Near the end of the evening recently, the staff at the White Lion joined a stout Scotsman at a table in the bar for a pint or two and a glass of wine.
The wine drinker was 86-year-old Betty Southard, who operates the restaurant-pub with her son, John, and still mingles with the crowd throughout the evening.
She has been doing this almost every night the pub has been open for 20 years.
“When we opened, we knew nothing about the restaurant business,” Southard said. “John was in the bar, a daughter (Lesa) waited tables and another lady and I did most of the cooking.”
Though it wasn’t the easiest place in town to find, the White Lion soon became a popular gathering spot for British ex-pats, Anglophiles, tourists and those who had heard there was an authentic English pub in town.
It was a rowdy spot, in a good sense of the word. It wasn’t unusual for Betty and the crowd to break out in a sing-along during the evening.
“We’ve never tried to turn tables,” John said. “If people come in at 5 and stay to 10, that’s fine with us.”
Betty is a native of Liverpool, where she met her husband, Kenneth, when he was serving there in the U.S. Air Force. They moved to the U.S. in 1957, and Betty operated toy and clothing stores and a travel agency before opening the restaurant.
John was in the antiques business and is responsible for the five cozy dining spaces being filled to the brim with all things British, including a 200-year-old White Lion pub sign. It originally sat outside but has been brought inside for safe keeping.
The main menu has remained constant throughout.
“I always wanted to keep it authentic,” Betty said. “By American standards, our food is bland, but my thought is, you can add to something but you can’t take it away.”
Everyone is different, but I find it rather comforting knowing what I had and enjoyed 10 or 15 years ago still is going to be there today. We have tried most of the 14 main dishes over the years.
This time, we went with traditional fish and chips ($11.75) and the Lancashire Feast ($12.25). While waiting on the entrees, we shared the baked Brie ($10.95) and crab dip ($7.95).

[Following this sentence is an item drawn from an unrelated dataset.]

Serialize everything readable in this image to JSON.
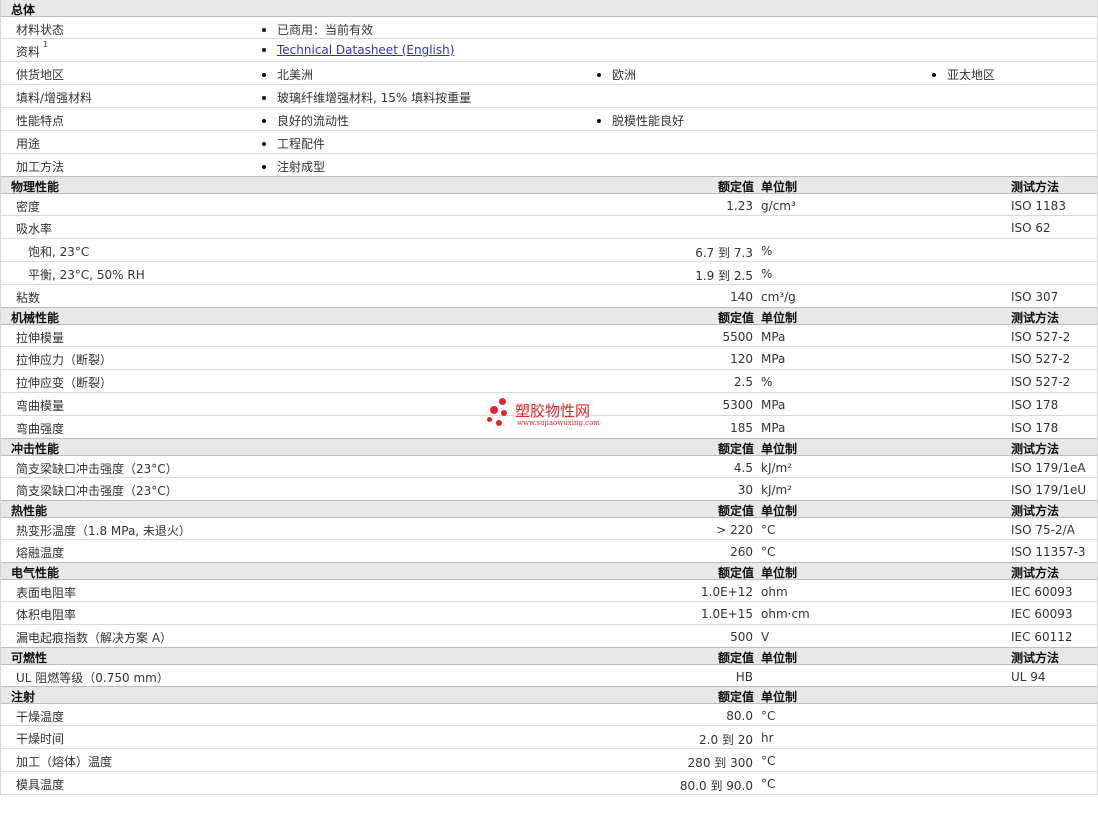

The Brie featured one of the largest chunks of cheese I ever have seen with this appetizer. It was hot and gooey and came with green apple slices and crackers. The savory, rich crab also came with Ritz-style crackers.
Fish and chips included two sizable cod fillets, lightly breaded and fried. The fish had a clean, fresh taste. The fries were short and thick and were good with the traditional British pairing of malt vinegar. The tartar sauce that came with the fish tasted as though it was made with dill pickles instead of sweet pickles, and I liked it.
The Lancashire Feast was a steak and mushroom pie baked in a dark gravy, all topped with a flaky pastry. There was little seasoning, but it still was delicious.
We ordered both dishes with mushy peas instead of regular peas. Betty said peas are soaked in bicarbonate of soda overnight then cooked and smashed. The flavor is lighter than regular peas. Not everyone is drawn to them, but we are.
Other menu choices include items such as cottage pie, chicken and mushroom pie, steak and kidney pie, Cornish pasty, chicken sandwich and a burger. One of the appetizers, Aunty Marg’s Famous Sausage Rolls, a sausage wrapped in a delicate pastry, has been hugely popular over the years.
White Lion also offers private formal dinners for groups of up to 10 that feature a menu from the 1840s Buckingham Palace. The table service includes silver, china, crystal, silver goblets, silver candlesticks, fish knives, dessert forks, cheese knives, melon spoons and wine served in a silver decanter. Call the restaurant for prices and details.
The dining areas are named and themed. For instance, the ornate Churchill Room has a large portrait of Sir Winston over the fireplace. The Harvest Mouse, a small area near the entrance, has doors from an old English pub with that name.
Our service was warm and special from the whole staff, including Betty, Linda, Peter (a Liverpool native) and Mia.
John recently was honored with membership in the British Institute of Innkeepers, something seldom available to anyone outside of Britain.
“Because we are authentic and I was still a citizen, they accepted him,” Betty said.
Though the White Lion is two decades old and some of its regulars have been fading away, Betty sees positive signs for the future.
“You know, luv, we are getting more and more young people, which is interesting,” she said. “The other night, we had six girls from different universities home for the summer. They left a sweet note to Peter.”
The White Lion is two blocks east of Yale Avenue and a block north of 71st Street. Turn at the QuikTrip on 71st Street.